* Task to complete *
Each entry must be output once more without any change.

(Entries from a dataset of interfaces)
------------------------------------------------------------
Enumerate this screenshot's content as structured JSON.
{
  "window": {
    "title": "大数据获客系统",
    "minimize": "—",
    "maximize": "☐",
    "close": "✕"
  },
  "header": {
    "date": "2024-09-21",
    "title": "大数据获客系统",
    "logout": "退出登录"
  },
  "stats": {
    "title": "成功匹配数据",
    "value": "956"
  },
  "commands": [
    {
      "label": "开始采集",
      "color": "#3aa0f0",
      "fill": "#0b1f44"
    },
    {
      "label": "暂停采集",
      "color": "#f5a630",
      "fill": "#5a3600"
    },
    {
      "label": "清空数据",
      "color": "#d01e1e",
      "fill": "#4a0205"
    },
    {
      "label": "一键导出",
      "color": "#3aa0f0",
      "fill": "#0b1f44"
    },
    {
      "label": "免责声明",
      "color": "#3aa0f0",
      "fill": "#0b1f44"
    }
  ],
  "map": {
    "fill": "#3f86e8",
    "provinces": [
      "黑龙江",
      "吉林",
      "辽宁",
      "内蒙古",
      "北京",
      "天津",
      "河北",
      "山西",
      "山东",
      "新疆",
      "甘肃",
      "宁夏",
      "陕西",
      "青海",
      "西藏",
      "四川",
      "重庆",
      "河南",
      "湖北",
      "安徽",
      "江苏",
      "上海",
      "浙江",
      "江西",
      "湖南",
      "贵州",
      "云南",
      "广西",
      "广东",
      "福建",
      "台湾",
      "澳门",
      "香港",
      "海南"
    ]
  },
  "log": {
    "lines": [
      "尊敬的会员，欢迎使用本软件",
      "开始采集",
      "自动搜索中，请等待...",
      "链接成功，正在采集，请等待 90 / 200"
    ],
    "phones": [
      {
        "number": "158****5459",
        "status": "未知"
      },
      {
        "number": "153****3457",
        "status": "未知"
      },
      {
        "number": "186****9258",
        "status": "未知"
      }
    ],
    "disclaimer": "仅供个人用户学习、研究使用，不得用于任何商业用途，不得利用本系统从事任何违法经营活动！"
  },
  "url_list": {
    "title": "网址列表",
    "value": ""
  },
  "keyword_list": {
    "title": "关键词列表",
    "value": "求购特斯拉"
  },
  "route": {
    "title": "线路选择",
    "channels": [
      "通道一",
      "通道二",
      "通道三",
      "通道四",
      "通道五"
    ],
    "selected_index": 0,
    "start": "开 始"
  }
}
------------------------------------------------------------
* Reply *
Enumerate this screenshot's content as structured JSON.
{
  "window": {
    "title": "大数据获客系统",
    "minimize": "—",
    "maximize": "☐",
    "close": "✕"
  },
  "header": {
    "date": "2024-09-21",
    "title": "大数据获客系统",
    "logout": "退出登录"
  },
  "stats": {
    "title": "成功匹配数据",
    "value": "956"
  },
  "commands": [
    {
      "label": "开始采集",
      "color": "#3aa0f0",
      "fill": "#0b1f44"
    },
    {
      "label": "暂停采集",
      "color": "#f5a630",
      "fill": "#5a3600"
    },
    {
      "label": "清空数据",
      "color": "#d01e1e",
      "fill": "#4a0205"
    },
    {
      "label": "一键导出",
      "color": "#3aa0f0",
      "fill": "#0b1f44"
    },
    {
      "label": "免责声明",
      "color": "#3aa0f0",
      "fill": "#0b1f44"
    }
  ],
  "map": {
    "fill": "#3f86e8",
    "provinces": [
      "黑龙江",
      "吉林",
      "辽宁",
      "内蒙古",
      "北京",
      "天津",
      "河北",
      "山西",
      "山东",
      "新疆",
      "甘肃",
      "宁夏",
      "陕西",
      "青海",
      "西藏",
      "四川",
      "重庆",
      "河南",
      "湖北",
      "安徽",
      "江苏",
      "上海",
      "浙江",
      "江西",
      "湖南",
      "贵州",
      "云南",
      "广西",
      "广东",
      "福建",
      "台湾",
      "澳门",
      "香港",
      "海南"
    ]
  },
  "log": {
    "lines": [
      "尊敬的会员，欢迎使用本软件",
      "开始采集",
      "自动搜索中，请等待...",
      "链接成功，正在采集，请等待 90 / 200"
    ],
    "phones": [
      {
        "number": "158****5459",
        "status": "未知"
      },
      {
        "number": "153****3457",
        "status": "未知"
      },
      {
        "number": "186****9258",
        "status": "未知"
      }
    ],
    "disclaimer": "仅供个人用户学习、研究使用，不得用于任何商业用途，不得利用本系统从事任何违法经营活动！"
  },
  "url_list": {
    "title": "网址列表",
    "value": ""
  },
  "keyword_list": {
    "title": "关键词列表",
    "value": "求购特斯拉"
  },
  "route": {
    "title": "线路选择",
    "channels": [
      "通道一",
      "通道二",
      "通道三",
      "通道四",
      "通道五"
    ],
    "selected_index": 0,
    "start": "开 始"
  }
}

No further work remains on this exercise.